TEACHERS gathered before dawn with banners and placards to form a picket line outside Bradfield School.
Citizenship teacher Ben Miskell, aged 28, said: “The school was closed with almost all staff taking part in the action. This is the first picket line that has been seen at Bradfield for many years – traditionally it’s not a school that gets involved in industrial action.
“Plans to attack our pensions have really got people angry – so we have huge numbers of staff going into town to take part in the demonstration.
“The announcement by George Osborne that we are going to have a 1% pay freeze imposed upon us has just added salt to the wound.
“We are just hoping that we can get back round the table and talk seriously so we don’t have to take this action again.”
Huw Thomas, headteacher at an inner city Sheffield primary school, said: “As a head, going out on strike is not something I do lightly and it’s always a tough decision. When you’re a head your decision has implications for your whole school and I gave it a fair bit of thought.
“The biggest factor for me was the big challenge I face trying to recruit the best people to teach in my classrooms – if decent pensions aren’t there, the best graduates may opt for a different profession.

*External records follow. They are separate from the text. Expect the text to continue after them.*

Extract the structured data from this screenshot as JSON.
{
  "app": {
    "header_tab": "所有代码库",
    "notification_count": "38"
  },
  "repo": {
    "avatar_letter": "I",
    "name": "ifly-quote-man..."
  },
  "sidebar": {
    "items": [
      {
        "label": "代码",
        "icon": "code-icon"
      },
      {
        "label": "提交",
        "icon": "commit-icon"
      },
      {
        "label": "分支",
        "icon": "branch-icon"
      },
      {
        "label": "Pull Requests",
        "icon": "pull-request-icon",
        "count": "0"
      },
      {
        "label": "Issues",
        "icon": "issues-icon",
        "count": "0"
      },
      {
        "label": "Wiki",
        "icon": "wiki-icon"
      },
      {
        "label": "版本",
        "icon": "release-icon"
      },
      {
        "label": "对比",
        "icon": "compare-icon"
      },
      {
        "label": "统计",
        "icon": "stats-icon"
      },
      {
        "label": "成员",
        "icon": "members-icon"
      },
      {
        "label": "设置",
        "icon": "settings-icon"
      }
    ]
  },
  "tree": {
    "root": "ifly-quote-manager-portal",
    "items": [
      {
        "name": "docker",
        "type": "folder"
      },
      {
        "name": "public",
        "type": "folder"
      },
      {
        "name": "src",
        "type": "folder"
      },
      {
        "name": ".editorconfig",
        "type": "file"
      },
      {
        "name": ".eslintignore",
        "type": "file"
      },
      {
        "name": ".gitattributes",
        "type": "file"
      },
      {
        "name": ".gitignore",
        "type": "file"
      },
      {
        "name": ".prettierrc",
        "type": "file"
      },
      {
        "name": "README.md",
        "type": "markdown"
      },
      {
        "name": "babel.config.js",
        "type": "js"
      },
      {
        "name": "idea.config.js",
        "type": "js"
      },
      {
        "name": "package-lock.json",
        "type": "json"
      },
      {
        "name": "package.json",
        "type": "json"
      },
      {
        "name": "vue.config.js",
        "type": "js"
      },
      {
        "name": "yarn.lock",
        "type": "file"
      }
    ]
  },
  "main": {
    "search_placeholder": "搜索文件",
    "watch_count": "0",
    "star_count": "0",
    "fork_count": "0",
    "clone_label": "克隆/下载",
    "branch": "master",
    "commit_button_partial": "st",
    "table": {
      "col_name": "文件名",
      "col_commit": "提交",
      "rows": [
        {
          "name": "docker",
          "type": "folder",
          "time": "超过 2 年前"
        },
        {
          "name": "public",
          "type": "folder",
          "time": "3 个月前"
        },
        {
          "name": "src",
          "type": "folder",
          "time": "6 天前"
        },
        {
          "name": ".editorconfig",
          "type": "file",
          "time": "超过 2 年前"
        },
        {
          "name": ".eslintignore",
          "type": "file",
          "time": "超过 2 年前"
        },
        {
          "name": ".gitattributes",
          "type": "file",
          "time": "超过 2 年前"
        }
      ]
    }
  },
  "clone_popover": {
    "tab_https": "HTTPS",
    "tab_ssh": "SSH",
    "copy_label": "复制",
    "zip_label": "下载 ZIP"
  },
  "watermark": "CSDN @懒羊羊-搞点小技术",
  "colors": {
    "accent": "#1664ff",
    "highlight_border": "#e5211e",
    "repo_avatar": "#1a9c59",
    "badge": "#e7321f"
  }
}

“So I see this attack on our pensions as an attack on the future of teaching itself.”
However, a minority of Sheffield primaries stayed open during the one-day national industrial action because staff were uncertain about taking industrial action.
Chris Holder, headteacher at Lowfield Primary, was keeping his school open despite being a member of the NAHT, which voted for action.
“We have told three of our classes to stay at home but a majority of our staff will be in school. Some are non-union, others have chosen not to take part,” he said.
“I have chosen not to take action, I have the responsibility of running this school and I feel very strongly it should be open to serve this very diverse community.”
Sue Preston, head at Clifford Infants at Nether Edge and an NUT member, also said she had taken a personal decision to stay at work.
“We have four teachers in although our support and office staff are on strike. It was difficult but everyone has made their own decision, even though they are all in unions.”
Catherine Skinn, head at Emmanuel Juniors at Waterthorpe, said her nine staff had decided to stay at work.
“They have all decided individually what to do and have decided to work. I am in the NAHT and I have made a personal decision, I wish to say no more,” she added.